Instructions for the task →
Please print every record below exactly as it appears.

Material shown →
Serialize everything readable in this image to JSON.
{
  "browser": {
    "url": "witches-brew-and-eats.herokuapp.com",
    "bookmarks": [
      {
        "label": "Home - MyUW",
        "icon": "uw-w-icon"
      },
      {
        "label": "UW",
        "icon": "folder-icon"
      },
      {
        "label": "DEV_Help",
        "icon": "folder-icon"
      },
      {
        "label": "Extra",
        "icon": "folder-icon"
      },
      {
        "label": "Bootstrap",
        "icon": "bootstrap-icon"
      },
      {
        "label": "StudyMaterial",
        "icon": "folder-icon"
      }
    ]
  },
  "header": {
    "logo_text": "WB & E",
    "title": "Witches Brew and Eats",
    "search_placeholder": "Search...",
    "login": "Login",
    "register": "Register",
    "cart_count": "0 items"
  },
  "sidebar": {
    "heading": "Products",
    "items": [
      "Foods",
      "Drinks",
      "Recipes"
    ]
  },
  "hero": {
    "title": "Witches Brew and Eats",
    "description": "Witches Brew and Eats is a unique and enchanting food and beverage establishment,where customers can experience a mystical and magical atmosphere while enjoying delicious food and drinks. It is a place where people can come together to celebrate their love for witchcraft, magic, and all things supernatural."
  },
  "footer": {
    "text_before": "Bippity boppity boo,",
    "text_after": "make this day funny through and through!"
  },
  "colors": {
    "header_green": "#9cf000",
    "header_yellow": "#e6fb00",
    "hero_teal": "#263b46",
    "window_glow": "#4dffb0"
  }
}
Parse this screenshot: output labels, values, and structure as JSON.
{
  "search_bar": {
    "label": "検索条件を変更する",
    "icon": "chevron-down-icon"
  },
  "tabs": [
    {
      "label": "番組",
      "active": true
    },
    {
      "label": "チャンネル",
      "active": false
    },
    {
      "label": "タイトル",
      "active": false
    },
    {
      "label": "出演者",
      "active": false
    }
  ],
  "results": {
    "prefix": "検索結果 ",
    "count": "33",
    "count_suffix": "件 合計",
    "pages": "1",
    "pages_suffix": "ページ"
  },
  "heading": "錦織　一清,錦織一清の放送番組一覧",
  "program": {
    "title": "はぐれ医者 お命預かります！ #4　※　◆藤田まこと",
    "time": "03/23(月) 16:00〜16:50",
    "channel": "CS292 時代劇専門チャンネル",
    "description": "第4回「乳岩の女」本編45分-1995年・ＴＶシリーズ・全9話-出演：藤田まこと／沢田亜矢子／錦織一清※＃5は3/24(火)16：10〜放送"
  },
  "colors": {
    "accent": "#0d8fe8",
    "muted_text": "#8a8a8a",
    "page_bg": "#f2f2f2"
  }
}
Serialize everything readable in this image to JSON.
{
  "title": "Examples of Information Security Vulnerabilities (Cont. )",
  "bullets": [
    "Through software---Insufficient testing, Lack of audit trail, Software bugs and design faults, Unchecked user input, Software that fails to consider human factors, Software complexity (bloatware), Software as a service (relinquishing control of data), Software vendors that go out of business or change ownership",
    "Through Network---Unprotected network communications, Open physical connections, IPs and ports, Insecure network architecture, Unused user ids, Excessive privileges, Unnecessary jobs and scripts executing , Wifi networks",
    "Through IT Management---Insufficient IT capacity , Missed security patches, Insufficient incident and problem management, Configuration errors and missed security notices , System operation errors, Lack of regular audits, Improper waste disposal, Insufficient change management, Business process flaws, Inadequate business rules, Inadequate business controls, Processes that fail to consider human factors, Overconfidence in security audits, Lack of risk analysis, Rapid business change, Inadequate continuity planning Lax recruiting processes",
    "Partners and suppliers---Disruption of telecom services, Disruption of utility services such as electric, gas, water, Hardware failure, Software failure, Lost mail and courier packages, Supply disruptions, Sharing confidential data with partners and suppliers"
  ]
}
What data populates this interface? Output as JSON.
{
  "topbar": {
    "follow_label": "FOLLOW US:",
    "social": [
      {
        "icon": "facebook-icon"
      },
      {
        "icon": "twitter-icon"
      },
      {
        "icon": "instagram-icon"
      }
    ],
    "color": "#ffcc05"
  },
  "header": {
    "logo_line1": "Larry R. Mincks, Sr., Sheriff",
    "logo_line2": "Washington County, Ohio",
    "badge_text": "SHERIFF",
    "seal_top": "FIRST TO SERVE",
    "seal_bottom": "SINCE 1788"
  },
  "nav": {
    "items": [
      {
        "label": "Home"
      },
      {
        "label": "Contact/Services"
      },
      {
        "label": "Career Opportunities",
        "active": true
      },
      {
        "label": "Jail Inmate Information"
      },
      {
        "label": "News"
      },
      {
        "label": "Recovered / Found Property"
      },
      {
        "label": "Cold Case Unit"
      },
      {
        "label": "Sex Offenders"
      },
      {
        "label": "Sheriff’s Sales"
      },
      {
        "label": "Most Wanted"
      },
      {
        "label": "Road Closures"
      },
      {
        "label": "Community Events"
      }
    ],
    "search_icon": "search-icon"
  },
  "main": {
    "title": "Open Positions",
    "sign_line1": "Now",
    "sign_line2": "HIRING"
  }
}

Solution for this task →
Serialize everything readable in this image to JSON.
{
  "browser": {
    "url": "witches-brew-and-eats.herokuapp.com",
    "bookmarks": [
      {
        "label": "Home - MyUW",
        "icon": "uw-w-icon"
      },
      {
        "label": "UW",
        "icon": "folder-icon"
      },
      {
        "label": "DEV_Help",
        "icon": "folder-icon"
      },
      {
        "label": "Extra",
        "icon": "folder-icon"
      },
      {
        "label": "Bootstrap",
        "icon": "bootstrap-icon"
      },
      {
        "label": "StudyMaterial",
        "icon": "folder-icon"
      }
    ]
  },
  "header": {
    "logo_text": "WB & E",
    "title": "Witches Brew and Eats",
    "search_placeholder": "Search...",
    "login": "Login",
    "register": "Register",
    "cart_count": "0 items"
  },
  "sidebar": {
    "heading": "Products",
    "items": [
      "Foods",
      "Drinks",
      "Recipes"
    ]
  },
  "hero": {
    "title": "Witches Brew and Eats",
    "description": "Witches Brew and Eats is a unique and enchanting food and beverage establishment,where customers can experience a mystical and magical atmosphere while enjoying delicious food and drinks. It is a place where people can come together to celebrate their love for witchcraft, magic, and all things supernatural."
  },
  "footer": {
    "text_before": "Bippity boppity boo,",
    "text_after": "make this day funny through and through!"
  },
  "colors": {
    "header_green": "#9cf000",
    "header_yellow": "#e6fb00",
    "hero_teal": "#263b46",
    "window_glow": "#4dffb0"
  }
}
Parse this screenshot: output labels, values, and structure as JSON.
{
  "search_bar": {
    "label": "検索条件を変更する",
    "icon": "chevron-down-icon"
  },
  "tabs": [
    {
      "label": "番組",
      "active": true
    },
    {
      "label": "チャンネル",
      "active": false
    },
    {
      "label": "タイトル",
      "active": false
    },
    {
      "label": "出演者",
      "active": false
    }
  ],
  "results": {
    "prefix": "検索結果 ",
    "count": "33",
    "count_suffix": "件 合計",
    "pages": "1",
    "pages_suffix": "ページ"
  },
  "heading": "錦織　一清,錦織一清の放送番組一覧",
  "program": {
    "title": "はぐれ医者 お命預かります！ #4　※　◆藤田まこと",
    "time": "03/23(月) 16:00〜16:50",
    "channel": "CS292 時代劇専門チャンネル",
    "description": "第4回「乳岩の女」本編45分-1995年・ＴＶシリーズ・全9話-出演：藤田まこと／沢田亜矢子／錦織一清※＃5は3/24(火)16：10〜放送"
  },
  "colors": {
    "accent": "#0d8fe8",
    "muted_text": "#8a8a8a",
    "page_bg": "#f2f2f2"
  }
}
Serialize everything readable in this image to JSON.
{
  "title": "Examples of Information Security Vulnerabilities (Cont. )",
  "bullets": [
    "Through software---Insufficient testing, Lack of audit trail, Software bugs and design faults, Unchecked user input, Software that fails to consider human factors, Software complexity (bloatware), Software as a service (relinquishing control of data), Software vendors that go out of business or change ownership",
    "Through Network---Unprotected network communications, Open physical connections, IPs and ports, Insecure network architecture, Unused user ids, Excessive privileges, Unnecessary jobs and scripts executing , Wifi networks",
    "Through IT Management---Insufficient IT capacity , Missed security patches, Insufficient incident and problem management, Configuration errors and missed security notices , System operation errors, Lack of regular audits, Improper waste disposal, Insufficient change management, Business process flaws, Inadequate business rules, Inadequate business controls, Processes that fail to consider human factors, Overconfidence in security audits, Lack of risk analysis, Rapid business change, Inadequate continuity planning Lax recruiting processes",
    "Partners and suppliers---Disruption of telecom services, Disruption of utility services such as electric, gas, water, Hardware failure, Software failure, Lost mail and courier packages, Supply disruptions, Sharing confidential data with partners and suppliers"
  ]
}
What data populates this interface? Output as JSON.
{
  "topbar": {
    "follow_label": "FOLLOW US:",
    "social": [
      {
        "icon": "facebook-icon"
      },
      {
        "icon": "twitter-icon"
      },
      {
        "icon": "instagram-icon"
      }
    ],
    "color": "#ffcc05"
  },
  "header": {
    "logo_line1": "Larry R. Mincks, Sr., Sheriff",
    "logo_line2": "Washington County, Ohio",
    "badge_text": "SHERIFF",
    "seal_top": "FIRST TO SERVE",
    "seal_bottom": "SINCE 1788"
  },
  "nav": {
    "items": [
      {
        "label": "Home"
      },
      {
        "label": "Contact/Services"
      },
      {
        "label": "Career Opportunities",
        "active": true
      },
      {
        "label": "Jail Inmate Information"
      },
      {
        "label": "News"
      },
      {
        "label": "Recovered / Found Property"
      },
      {
        "label": "Cold Case Unit"
      },
      {
        "label": "Sex Offenders"
      },
      {
        "label": "Sheriff’s Sales"
      },
      {
        "label": "Most Wanted"
      },
      {
        "label": "Road Closures"
      },
      {
        "label": "Community Events"
      }
    ],
    "search_icon": "search-icon"
  },
  "main": {
    "title": "Open Positions",
    "sign_line1": "Now",
    "sign_line2": "HIRING"
  }
}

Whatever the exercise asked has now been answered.